To get more returns on bonds, you have to accept more risk
Q. I am a very conservative investor with most of my money in bonds. One of them has matured and the rates I see offered on the new ones are very low. How can I get more interest?
– Chuck to Viera
A. Chuck, you can increase your interest income, but be careful. Always remember that in order to get more return you have to accept more risk. There are thousands of outfits out there that will try to convince you that they’ve created a magical way for you to get more back without giving up anything. Do not be fooled by such illusions. High interest is much more likely to be a red flag than a good opportunity.
That said, the basic tradeoffs for bonds have not changed. Bonds are obligations to pay certain amounts at certain times. When you buy a bond, you become a lender. The issuer owes you interest and value at maturity. Since the terms of the bond are contractual, you can assess their risks more reliably than determining the risk / return tradeoffs in something like stocks or commodities, which makes bonds attractive to conservative investors. .
One way to get larger interest payments is to buy bonds with longer maturities in the future. In return for agreeing to be a lender for a longer period of time, bonds with a longer maturity usually offer higher yields than bonds with an earlier maturity, but not always. As of this writing, even the 30-year Treasury is yielding less than 1.5%.
A significant risk of holding long-term bonds is that the value of the bond falls when interest rates rise. Even safe American treasuries have this interest rate risk. For example, a 30-year US Treasury bill has an effective term of approximately 25 years. This means that if interest rates were to rise by 1%, you would expect the value of the bond to drop by about 25%.
Another common way to get more yield is to buy bonds from issuers with lower credit ratings. If you tried to buy a car but had a bad credit rating, the interest rate on your loan would be higher than what would be offered to someone with exceptional credit. You should keep this in mind when looking at bonds. You are the lender. If a bond offers a higher interest, it is because there are doubts about the ability of the issuer to pay on time. If they could borrow at lower rates, surely they would.
The prices of corporate bonds, for example, can fluctuate dramatically based on perceptions of the health of companies or fears of a recession. Earlier this year, when stocks fell, many people were surprised that their bonds also lost value. For example, on March 23, the day stocks hit their low this year, JNK – an exchange-traded fund that tracks high-yield bonds – also lost more than 22%. A similar thing happened during the 2008 financial crisis. It is not what conservative investors would have wanted to experience.
Investors who want more returns should be prepared to take more risk of loss. Buying bonds comes with other risks, but changes in interest rates or credit quality are among the most dangerous. These risks are a classic example of how markets compromise between risk and reward. So when looking for returns, don’t go overboard.

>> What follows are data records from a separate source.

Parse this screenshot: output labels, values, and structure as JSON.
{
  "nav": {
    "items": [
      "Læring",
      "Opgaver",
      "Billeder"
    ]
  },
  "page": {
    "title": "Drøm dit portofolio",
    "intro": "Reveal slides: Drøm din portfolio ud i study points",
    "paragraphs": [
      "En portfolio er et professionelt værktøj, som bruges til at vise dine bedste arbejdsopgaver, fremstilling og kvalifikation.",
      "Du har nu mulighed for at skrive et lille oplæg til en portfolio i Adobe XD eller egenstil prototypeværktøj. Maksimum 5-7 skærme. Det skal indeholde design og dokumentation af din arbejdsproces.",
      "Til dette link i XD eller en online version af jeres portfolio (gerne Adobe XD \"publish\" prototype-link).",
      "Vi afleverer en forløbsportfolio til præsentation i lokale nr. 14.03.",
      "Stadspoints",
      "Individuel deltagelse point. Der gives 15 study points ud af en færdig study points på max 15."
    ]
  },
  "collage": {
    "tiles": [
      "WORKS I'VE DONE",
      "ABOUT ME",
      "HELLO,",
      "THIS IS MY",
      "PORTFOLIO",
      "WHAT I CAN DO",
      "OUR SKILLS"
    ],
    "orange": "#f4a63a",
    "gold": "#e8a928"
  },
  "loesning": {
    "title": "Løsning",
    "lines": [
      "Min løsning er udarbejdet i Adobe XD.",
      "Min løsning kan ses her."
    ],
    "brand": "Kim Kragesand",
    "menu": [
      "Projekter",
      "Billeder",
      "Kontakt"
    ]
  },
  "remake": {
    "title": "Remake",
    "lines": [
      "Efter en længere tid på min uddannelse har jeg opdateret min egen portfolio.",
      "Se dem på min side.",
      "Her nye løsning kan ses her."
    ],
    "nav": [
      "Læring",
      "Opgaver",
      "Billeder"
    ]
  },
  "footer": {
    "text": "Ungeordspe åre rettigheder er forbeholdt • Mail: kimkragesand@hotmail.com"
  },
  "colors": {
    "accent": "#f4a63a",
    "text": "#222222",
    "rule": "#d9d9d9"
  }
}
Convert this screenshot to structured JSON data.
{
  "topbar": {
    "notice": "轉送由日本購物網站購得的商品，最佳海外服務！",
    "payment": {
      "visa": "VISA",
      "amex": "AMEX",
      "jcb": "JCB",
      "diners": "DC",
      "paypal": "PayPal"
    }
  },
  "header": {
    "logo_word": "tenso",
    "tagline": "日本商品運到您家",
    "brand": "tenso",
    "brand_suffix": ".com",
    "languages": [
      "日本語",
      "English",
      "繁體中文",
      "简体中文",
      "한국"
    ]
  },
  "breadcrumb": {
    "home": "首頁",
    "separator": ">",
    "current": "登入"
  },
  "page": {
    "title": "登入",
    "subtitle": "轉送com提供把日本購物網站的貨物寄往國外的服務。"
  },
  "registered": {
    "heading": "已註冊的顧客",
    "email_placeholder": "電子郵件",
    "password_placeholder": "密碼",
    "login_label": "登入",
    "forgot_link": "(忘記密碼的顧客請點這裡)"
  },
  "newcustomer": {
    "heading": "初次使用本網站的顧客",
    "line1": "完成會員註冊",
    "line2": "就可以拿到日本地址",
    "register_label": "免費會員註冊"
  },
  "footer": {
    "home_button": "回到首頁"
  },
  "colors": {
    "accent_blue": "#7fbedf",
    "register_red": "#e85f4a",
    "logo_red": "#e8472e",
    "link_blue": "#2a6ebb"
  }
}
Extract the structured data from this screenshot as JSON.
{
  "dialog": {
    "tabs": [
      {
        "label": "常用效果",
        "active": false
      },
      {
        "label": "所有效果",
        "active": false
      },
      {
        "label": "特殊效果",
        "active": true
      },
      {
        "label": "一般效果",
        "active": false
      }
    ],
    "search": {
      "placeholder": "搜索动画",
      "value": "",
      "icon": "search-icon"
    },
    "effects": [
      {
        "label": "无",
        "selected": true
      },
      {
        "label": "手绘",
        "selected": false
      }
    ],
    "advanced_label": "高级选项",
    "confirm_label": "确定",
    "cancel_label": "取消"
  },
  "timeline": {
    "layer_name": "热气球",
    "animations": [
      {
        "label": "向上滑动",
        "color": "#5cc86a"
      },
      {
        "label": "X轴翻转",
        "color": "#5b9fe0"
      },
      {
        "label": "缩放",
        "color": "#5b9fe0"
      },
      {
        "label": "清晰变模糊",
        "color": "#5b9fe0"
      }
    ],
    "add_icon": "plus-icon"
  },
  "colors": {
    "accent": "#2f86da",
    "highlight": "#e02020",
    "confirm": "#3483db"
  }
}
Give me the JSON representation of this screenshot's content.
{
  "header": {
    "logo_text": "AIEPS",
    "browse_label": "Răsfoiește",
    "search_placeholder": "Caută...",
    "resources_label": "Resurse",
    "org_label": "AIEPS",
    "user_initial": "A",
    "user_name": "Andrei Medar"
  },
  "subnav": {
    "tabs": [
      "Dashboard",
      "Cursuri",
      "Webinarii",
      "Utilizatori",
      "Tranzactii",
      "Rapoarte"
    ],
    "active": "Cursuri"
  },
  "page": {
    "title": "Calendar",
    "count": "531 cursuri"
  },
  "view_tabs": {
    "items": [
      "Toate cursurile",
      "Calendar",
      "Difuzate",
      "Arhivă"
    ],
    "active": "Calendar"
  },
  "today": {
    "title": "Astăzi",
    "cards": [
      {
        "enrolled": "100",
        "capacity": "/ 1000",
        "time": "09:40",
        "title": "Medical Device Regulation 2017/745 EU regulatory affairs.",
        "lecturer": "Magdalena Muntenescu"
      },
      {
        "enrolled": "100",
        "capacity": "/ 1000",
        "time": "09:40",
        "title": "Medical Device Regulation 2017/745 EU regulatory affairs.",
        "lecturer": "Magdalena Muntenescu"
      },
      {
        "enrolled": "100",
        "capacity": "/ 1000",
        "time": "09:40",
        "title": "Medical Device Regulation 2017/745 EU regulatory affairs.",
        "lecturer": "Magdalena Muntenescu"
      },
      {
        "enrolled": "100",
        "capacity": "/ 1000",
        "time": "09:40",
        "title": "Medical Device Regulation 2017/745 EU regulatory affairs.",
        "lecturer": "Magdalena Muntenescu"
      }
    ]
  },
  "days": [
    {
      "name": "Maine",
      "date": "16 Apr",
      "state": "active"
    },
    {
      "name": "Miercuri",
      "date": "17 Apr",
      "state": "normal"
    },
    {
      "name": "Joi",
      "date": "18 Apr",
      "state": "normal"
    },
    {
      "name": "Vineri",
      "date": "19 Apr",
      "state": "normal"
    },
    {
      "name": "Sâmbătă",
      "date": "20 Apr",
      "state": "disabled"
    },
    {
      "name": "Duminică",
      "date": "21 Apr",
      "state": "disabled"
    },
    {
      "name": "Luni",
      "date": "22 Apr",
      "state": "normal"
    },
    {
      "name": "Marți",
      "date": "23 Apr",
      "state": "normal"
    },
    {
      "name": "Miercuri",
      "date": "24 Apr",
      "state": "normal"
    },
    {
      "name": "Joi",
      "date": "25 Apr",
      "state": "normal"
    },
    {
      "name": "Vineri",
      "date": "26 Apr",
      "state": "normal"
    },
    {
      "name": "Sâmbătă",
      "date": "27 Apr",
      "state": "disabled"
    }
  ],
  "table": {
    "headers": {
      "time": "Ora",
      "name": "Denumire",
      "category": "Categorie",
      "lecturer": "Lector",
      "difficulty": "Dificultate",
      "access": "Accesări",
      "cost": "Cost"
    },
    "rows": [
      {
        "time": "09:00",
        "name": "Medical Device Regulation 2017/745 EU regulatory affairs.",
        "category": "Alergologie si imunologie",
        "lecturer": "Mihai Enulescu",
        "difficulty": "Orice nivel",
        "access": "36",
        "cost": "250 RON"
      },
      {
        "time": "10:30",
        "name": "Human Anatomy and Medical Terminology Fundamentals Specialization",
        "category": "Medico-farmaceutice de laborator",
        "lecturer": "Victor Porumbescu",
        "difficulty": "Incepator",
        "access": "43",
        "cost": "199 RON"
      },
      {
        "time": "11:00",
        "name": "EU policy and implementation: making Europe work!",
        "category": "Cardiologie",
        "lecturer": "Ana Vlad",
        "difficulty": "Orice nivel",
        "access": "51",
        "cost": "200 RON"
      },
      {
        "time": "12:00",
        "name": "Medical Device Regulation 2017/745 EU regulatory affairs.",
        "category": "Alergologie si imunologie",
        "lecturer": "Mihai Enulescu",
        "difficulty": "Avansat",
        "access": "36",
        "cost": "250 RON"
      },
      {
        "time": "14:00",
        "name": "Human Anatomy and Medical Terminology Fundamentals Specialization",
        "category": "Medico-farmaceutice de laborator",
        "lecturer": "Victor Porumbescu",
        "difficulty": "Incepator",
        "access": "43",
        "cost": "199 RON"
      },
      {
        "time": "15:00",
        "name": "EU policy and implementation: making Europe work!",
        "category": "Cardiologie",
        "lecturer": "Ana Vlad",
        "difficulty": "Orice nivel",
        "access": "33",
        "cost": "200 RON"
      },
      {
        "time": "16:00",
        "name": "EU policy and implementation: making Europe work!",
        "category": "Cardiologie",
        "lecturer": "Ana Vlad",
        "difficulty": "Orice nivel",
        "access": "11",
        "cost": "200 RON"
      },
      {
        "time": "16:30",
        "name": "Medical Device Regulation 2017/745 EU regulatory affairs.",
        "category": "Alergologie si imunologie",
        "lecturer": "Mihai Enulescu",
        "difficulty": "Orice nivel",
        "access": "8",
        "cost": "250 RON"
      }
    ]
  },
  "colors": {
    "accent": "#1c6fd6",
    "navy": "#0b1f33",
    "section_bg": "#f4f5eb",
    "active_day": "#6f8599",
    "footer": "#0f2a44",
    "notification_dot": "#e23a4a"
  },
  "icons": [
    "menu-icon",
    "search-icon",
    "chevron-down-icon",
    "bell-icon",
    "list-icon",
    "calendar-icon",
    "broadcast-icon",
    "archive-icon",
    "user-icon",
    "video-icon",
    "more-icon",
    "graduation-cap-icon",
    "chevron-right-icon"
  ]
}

Dan Moisand, CFP®, has been touted as one of the top independent financial planners in the United States by at least 10 financial planning publications and practices at one of the most decorated independent firms in the United States. For more information, email him at [email protected], visit moisandfitzgerald.com or call 321-253-5400, ext. 101.